The task:
Please restate the data that follows, leaving every word in place.

# # #

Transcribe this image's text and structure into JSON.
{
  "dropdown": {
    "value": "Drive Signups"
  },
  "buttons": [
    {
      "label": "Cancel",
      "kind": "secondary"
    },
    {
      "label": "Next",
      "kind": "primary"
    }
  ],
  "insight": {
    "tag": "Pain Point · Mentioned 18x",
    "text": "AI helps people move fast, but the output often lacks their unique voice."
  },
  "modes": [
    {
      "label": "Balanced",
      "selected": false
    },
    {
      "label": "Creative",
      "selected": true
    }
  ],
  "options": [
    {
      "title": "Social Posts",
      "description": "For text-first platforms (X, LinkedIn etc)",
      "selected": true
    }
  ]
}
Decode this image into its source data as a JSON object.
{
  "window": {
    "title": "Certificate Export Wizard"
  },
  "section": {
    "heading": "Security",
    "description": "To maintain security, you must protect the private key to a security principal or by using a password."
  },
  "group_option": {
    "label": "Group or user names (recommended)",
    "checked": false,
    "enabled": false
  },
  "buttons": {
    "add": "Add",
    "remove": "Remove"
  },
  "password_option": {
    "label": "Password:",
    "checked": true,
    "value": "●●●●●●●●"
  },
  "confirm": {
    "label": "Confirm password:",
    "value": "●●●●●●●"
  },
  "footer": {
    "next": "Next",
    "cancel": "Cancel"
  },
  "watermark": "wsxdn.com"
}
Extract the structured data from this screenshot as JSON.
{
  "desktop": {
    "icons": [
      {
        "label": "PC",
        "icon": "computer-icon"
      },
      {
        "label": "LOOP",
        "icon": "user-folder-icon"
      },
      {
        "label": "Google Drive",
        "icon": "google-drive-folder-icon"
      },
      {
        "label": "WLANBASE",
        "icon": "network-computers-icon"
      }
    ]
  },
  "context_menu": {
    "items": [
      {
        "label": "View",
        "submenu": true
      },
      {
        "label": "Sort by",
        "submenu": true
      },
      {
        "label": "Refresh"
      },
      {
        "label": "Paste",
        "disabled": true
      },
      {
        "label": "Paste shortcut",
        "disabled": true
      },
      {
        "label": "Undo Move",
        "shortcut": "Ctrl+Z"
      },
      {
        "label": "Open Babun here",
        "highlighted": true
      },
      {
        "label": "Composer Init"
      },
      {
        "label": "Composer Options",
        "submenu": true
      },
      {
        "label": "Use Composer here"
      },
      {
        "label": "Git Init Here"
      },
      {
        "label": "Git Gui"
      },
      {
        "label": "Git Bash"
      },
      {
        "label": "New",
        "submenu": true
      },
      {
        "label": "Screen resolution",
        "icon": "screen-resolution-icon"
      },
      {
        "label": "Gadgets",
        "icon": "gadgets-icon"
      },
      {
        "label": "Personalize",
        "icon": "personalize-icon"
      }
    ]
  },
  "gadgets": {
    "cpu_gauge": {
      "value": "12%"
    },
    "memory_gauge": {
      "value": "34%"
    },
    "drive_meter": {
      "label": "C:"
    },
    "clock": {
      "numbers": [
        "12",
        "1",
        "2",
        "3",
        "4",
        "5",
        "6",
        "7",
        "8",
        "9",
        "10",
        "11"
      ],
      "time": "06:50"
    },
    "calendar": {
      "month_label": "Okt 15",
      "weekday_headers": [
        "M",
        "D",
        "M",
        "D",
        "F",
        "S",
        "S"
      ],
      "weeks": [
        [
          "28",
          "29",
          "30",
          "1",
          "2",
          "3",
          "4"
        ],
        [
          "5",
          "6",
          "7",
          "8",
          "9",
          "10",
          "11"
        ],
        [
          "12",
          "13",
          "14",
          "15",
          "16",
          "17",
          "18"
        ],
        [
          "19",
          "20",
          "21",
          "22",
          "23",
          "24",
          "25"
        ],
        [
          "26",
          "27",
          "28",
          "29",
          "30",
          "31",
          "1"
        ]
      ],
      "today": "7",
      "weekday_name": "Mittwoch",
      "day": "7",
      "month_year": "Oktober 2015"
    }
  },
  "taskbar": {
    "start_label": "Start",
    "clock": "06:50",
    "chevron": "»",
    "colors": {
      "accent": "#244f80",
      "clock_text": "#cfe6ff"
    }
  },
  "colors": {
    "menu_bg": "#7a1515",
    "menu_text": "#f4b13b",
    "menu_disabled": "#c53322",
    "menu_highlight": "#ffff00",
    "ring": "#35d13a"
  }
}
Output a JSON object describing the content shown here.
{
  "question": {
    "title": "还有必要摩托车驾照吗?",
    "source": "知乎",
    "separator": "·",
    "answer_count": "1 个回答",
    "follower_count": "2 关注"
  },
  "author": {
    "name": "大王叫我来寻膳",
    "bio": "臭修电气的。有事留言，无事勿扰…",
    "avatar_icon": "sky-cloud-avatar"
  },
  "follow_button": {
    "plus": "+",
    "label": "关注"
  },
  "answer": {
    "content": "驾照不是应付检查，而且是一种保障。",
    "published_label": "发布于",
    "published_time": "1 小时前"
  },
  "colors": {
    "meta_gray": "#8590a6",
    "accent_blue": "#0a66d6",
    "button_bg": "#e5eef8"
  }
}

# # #

Written reply:
Transcribe this image's text and structure into JSON.
{
  "dropdown": {
    "value": "Drive Signups"
  },
  "buttons": [
    {
      "label": "Cancel",
      "kind": "secondary"
    },
    {
      "label": "Next",
      "kind": "primary"
    }
  ],
  "insight": {
    "tag": "Pain Point · Mentioned 18x",
    "text": "AI helps people move fast, but the output often lacks their unique voice."
  },
  "modes": [
    {
      "label": "Balanced",
      "selected": false
    },
    {
      "label": "Creative",
      "selected": true
    }
  ],
  "options": [
    {
      "title": "Social Posts",
      "description": "For text-first platforms (X, LinkedIn etc)",
      "selected": true
    }
  ]
}
Decode this image into its source data as a JSON object.
{
  "window": {
    "title": "Certificate Export Wizard"
  },
  "section": {
    "heading": "Security",
    "description": "To maintain security, you must protect the private key to a security principal or by using a password."
  },
  "group_option": {
    "label": "Group or user names (recommended)",
    "checked": false,
    "enabled": false
  },
  "buttons": {
    "add": "Add",
    "remove": "Remove"
  },
  "password_option": {
    "label": "Password:",
    "checked": true,
    "value": "●●●●●●●●"
  },
  "confirm": {
    "label": "Confirm password:",
    "value": "●●●●●●●"
  },
  "footer": {
    "next": "Next",
    "cancel": "Cancel"
  },
  "watermark": "wsxdn.com"
}
Extract the structured data from this screenshot as JSON.
{
  "desktop": {
    "icons": [
      {
        "label": "PC",
        "icon": "computer-icon"
      },
      {
        "label": "LOOP",
        "icon": "user-folder-icon"
      },
      {
        "label": "Google Drive",
        "icon": "google-drive-folder-icon"
      },
      {
        "label": "WLANBASE",
        "icon": "network-computers-icon"
      }
    ]
  },
  "context_menu": {
    "items": [
      {
        "label": "View",
        "submenu": true
      },
      {
        "label": "Sort by",
        "submenu": true
      },
      {
        "label": "Refresh"
      },
      {
        "label": "Paste",
        "disabled": true
      },
      {
        "label": "Paste shortcut",
        "disabled": true
      },
      {
        "label": "Undo Move",
        "shortcut": "Ctrl+Z"
      },
      {
        "label": "Open Babun here",
        "highlighted": true
      },
      {
        "label": "Composer Init"
      },
      {
        "label": "Composer Options",
        "submenu": true
      },
      {
        "label": "Use Composer here"
      },
      {
        "label": "Git Init Here"
      },
      {
        "label": "Git Gui"
      },
      {
        "label": "Git Bash"
      },
      {
        "label": "New",
        "submenu": true
      },
      {
        "label": "Screen resolution",
        "icon": "screen-resolution-icon"
      },
      {
        "label": "Gadgets",
        "icon": "gadgets-icon"
      },
      {
        "label": "Personalize",
        "icon": "personalize-icon"
      }
    ]
  },
  "gadgets": {
    "cpu_gauge": {
      "value": "12%"
    },
    "memory_gauge": {
      "value": "34%"
    },
    "drive_meter": {
      "label": "C:"
    },
    "clock": {
      "numbers": [
        "12",
        "1",
        "2",
        "3",
        "4",
        "5",
        "6",
        "7",
        "8",
        "9",
        "10",
        "11"
      ],
      "time": "06:50"
    },
    "calendar": {
      "month_label": "Okt 15",
      "weekday_headers": [
        "M",
        "D",
        "M",
        "D",
        "F",
        "S",
        "S"
      ],
      "weeks": [
        [
          "28",
          "29",
          "30",
          "1",
          "2",
          "3",
          "4"
        ],
        [
          "5",
          "6",
          "7",
          "8",
          "9",
          "10",
          "11"
        ],
        [
          "12",
          "13",
          "14",
          "15",
          "16",
          "17",
          "18"
        ],
        [
          "19",
          "20",
          "21",
          "22",
          "23",
          "24",
          "25"
        ],
        [
          "26",
          "27",
          "28",
          "29",
          "30",
          "31",
          "1"
        ]
      ],
      "today": "7",
      "weekday_name": "Mittwoch",
      "day": "7",
      "month_year": "Oktober 2015"
    }
  },
  "taskbar": {
    "start_label": "Start",
    "clock": "06:50",
    "chevron": "»",
    "colors": {
      "accent": "#244f80",
      "clock_text": "#cfe6ff"
    }
  },
  "colors": {
    "menu_bg": "#7a1515",
    "menu_text": "#f4b13b",
    "menu_disabled": "#c53322",
    "menu_highlight": "#ffff00",
    "ring": "#35d13a"
  }
}
Output a JSON object describing the content shown here.
{
  "question": {
    "title": "还有必要摩托车驾照吗?",
    "source": "知乎",
    "separator": "·",
    "answer_count": "1 个回答",
    "follower_count": "2 关注"
  },
  "author": {
    "name": "大王叫我来寻膳",
    "bio": "臭修电气的。有事留言，无事勿扰…",
    "avatar_icon": "sky-cloud-avatar"
  },
  "follow_button": {
    "plus": "+",
    "label": "关注"
  },
  "answer": {
    "content": "驾照不是应付检查，而且是一种保障。",
    "published_label": "发布于",
    "published_time": "1 小时前"
  },
  "colors": {
    "meta_gray": "#8590a6",
    "accent_blue": "#0a66d6",
    "button_bg": "#e5eef8"
  }
}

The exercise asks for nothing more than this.